In 1973, the Appeal abandoned Box 601 for yet another because it needed an even larger box.
In any event, Mighels himself had been dead over 10 yeas when box 601 came into the Appeal’s possession. Further, all of his mail seen by this writer was simply to him by name in Carson City, with neither street address nor box numbers.
Today, with the existence of a sound court system and well-staffed, well educated lawmen and court officials, there is no genuine excuse for hanging justice. But, in an 1875 frontier community like Carson City, desperate situations called for desperate measures. With a firebug running amok and tinder-dry buildings, the “601” was a viable solution and Burt’s shocking death successfully halted the long string of arson attacks.
Harry had seen his beloved community snatched from the jaws of inevitable disaster. Therefore, his less-than tacit approval of the vigilante action was understandable. Indeed, his opinion was probably that of the community’s greater majority.
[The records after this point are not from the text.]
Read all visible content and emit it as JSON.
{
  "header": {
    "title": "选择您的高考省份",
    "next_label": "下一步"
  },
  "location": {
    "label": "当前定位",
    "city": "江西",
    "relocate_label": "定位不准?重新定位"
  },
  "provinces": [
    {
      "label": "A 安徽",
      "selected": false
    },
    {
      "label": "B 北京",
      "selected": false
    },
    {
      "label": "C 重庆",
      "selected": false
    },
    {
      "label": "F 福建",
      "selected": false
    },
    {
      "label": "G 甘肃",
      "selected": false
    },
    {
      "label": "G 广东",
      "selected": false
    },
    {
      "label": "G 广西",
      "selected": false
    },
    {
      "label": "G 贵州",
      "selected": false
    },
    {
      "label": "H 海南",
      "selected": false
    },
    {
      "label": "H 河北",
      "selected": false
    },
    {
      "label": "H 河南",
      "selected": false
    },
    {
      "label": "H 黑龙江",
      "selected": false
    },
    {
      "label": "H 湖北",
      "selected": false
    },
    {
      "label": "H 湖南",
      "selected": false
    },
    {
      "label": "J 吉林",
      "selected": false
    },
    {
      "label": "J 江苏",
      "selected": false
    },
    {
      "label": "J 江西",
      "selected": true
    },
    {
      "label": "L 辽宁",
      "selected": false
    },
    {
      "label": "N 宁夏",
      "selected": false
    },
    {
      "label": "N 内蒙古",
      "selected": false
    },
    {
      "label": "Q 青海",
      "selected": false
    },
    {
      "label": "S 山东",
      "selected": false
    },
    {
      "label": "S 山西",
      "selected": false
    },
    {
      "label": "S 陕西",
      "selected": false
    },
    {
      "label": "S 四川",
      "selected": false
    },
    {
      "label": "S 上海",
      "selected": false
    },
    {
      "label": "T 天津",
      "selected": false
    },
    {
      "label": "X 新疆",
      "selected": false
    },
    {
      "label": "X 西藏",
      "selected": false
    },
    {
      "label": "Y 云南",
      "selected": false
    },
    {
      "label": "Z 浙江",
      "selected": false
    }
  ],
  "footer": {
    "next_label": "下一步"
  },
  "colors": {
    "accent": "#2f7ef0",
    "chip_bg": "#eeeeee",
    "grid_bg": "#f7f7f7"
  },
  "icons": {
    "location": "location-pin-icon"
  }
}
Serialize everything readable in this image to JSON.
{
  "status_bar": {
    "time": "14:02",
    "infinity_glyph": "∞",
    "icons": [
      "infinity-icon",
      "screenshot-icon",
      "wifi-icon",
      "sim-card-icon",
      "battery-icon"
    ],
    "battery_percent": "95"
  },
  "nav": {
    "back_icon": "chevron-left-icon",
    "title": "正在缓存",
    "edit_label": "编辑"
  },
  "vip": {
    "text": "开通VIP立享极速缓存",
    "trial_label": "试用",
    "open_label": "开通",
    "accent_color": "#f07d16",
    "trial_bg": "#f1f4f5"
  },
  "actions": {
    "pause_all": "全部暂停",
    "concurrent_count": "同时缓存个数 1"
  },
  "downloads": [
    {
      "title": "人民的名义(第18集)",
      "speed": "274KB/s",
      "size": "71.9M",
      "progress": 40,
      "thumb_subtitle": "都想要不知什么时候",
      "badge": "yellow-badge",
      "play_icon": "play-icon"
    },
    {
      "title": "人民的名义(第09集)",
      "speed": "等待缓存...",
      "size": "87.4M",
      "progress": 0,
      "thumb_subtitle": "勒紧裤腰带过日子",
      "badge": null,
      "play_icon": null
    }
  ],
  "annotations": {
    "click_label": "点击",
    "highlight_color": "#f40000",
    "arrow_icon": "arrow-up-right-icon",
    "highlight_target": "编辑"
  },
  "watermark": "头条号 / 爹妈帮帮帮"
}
But by simply approving of the deed, he doesn’t necessarily prove himself a part of it.
One more interesting point that discredits the possibility of Harry’s complicity is the fact that he offered news space to print an “explanation” from the “601.” It was never printed.
If Harry had been a member or, worse, a participant, he would not have had to depend on second-hand information and official statements to write his articles. Further, he would have found it simple enough to come up with a policy statement form the “601” and not have to ask for (and then not get) such a document.